Speaking of Research is apparently a de facto synonym for Pro-Test, which I have mentioned before. I like Speaking of Research. Really. You have to give credit where credit is due, and even though I find the actions of the folks lending their names to the group depraved, I appreciate and admire their willingness to say publicly that they think experimenting on animals is a good thing. I don't admire their morality and paper-thin ethics, but I admire their gumption.
I'd admire them more if they'd describe exactly what it is that they are defending doing to the animals, but that might take more gumption than they've got.
The question of whether their research has, ever will, or even can lead to improvements in human medical care is an interesting intellectual question. Pursuing this question in an honest and broad manner requires a close look at the history of medicine, some study of the genetics underlying evolution, and the problems associated with models of complex systems. These are all interesting and engrossing areas of study, and taken together they contribute a few footnotes to the overarching matter of how we should interact with each other.
Speaking of Research bases its claim that we can dismiss any notion that the animals have a right not to be hurt and killed with an argument presented here.
It's not a very compelling argument, but at least they are making some attempt to defend their actions. I doubt though that they do the things they do because of any real belief in the claims in this argument. If these claims were disproved, they'd likely just come up with a different excuse and defense for the suffering they inflict.
They imply that it is the human invention of rights that makes it wrong to do the things to humans that they think are ok to do to other animals because these other animals can't understand the concept of rights or the duties that they believe are unavoidably required in order to enjoy or deserve rights.
They say: "With a right comes a duty."
But this isn't true. The Declaration of Independence famously says: "We hold these truths to be self-evident, that all men are created equal, that they are endowed by their Creator with certain unalienable Rights, that among these are Life, Liberty and the pursuit of Happiness."
Likewise, the 1948 United Nations Universal Declaration of Human Rights says that the "recognition of the inherent dignity and of the equal and inalienable rights of all members of the human family is the foundation of freedom, justice and peace in the world."
In neither case is it claimed that these rights are dependent on meeting some imagined duty. Our most basic rights are acknowledged widely to be unalienable, inalieable, and that we are born with them (long prior to being able to meet any duties).

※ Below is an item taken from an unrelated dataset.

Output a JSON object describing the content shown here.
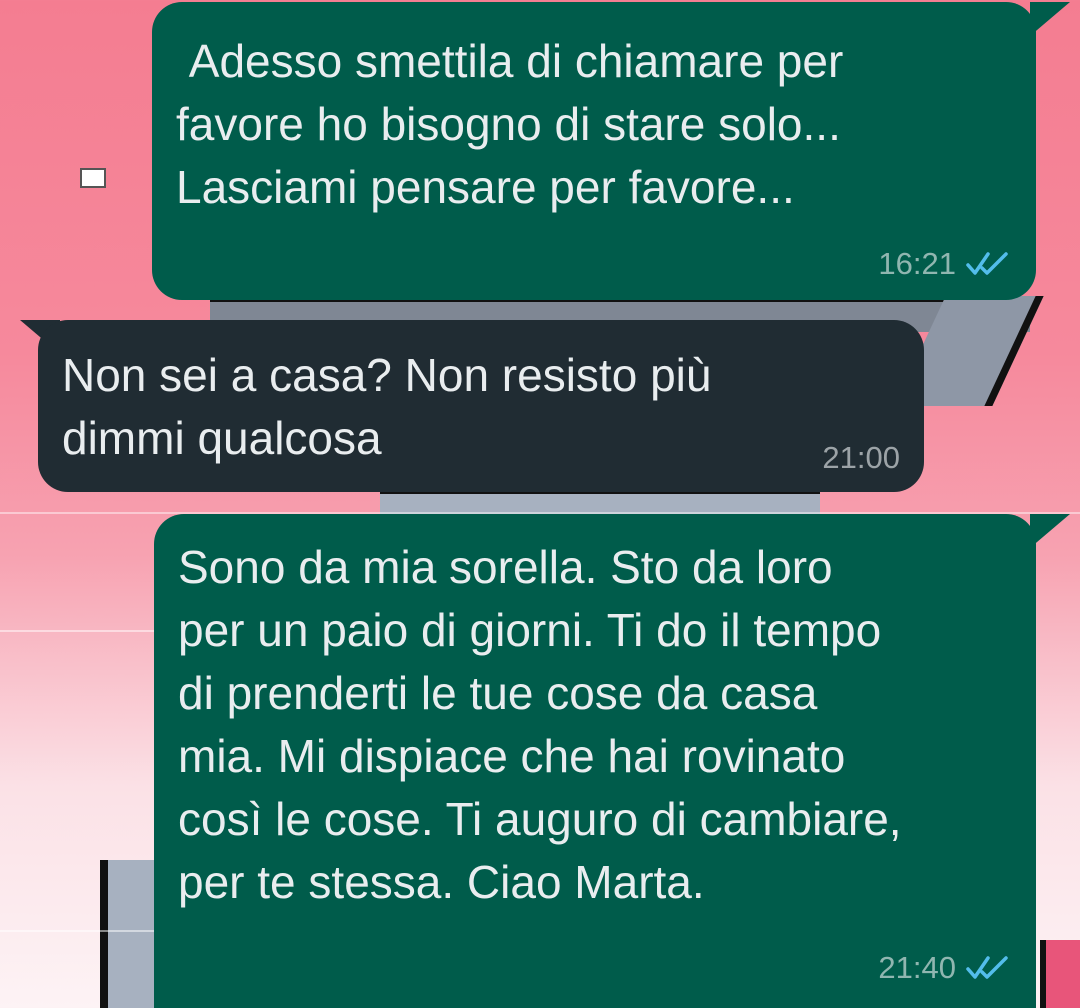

If it isn't true for humans, why should other animals be required to scale a higher hurdle? The notion that rights exist only so long as obligations or duties are met seems a nefarious effort to disenfranchise individuals and groups who might be construed as being unable to rise to some invented challenge; this reminds me of the now unlawful literacy tests that were used to bar blacks from voting in the South. If they can't read, how will they be able to perform the duties we require of them?
Speaking of Research isn't certain whether it is the attention to duties they claim bestow rights or whether, as they also claim: “It is the power for entirely autonomous thought and action which grants rights to human, uniquely among all animals."
I like this claim. I have no idea why any informed or thoughtful person would think this, but it sounds so highfalutin. I wonder whether they think Rush Limbaugh's dittoheads have rights? I wonder where they get the idea that humans are entirely autonomous in thought and action, but that absolutely no other animals are? Not from science or history, that’s obvious. Maybe there is some secret authoritative holy text that they refer to for guidance on these matters.
Speaking of Research, like everyone else who makes such silly arguments, invents them to explain why torture is a good and wholesome practice that we should be happy to support. They can’t believe their arguments; they are so often just too outlandish.
See for instance the wildly entertaining Why Animal Experimentation Matters: The Use of Animals in Medical Research. Ellen Frankel Paul and Jeffrey Paul, editors, The Social Philosophy and Policy Foundation and Transaction Publishers, 2002, and my crushing rebuttals to the essays: “Animal experimentation and human rights.” Human Rights Review, June, 2003.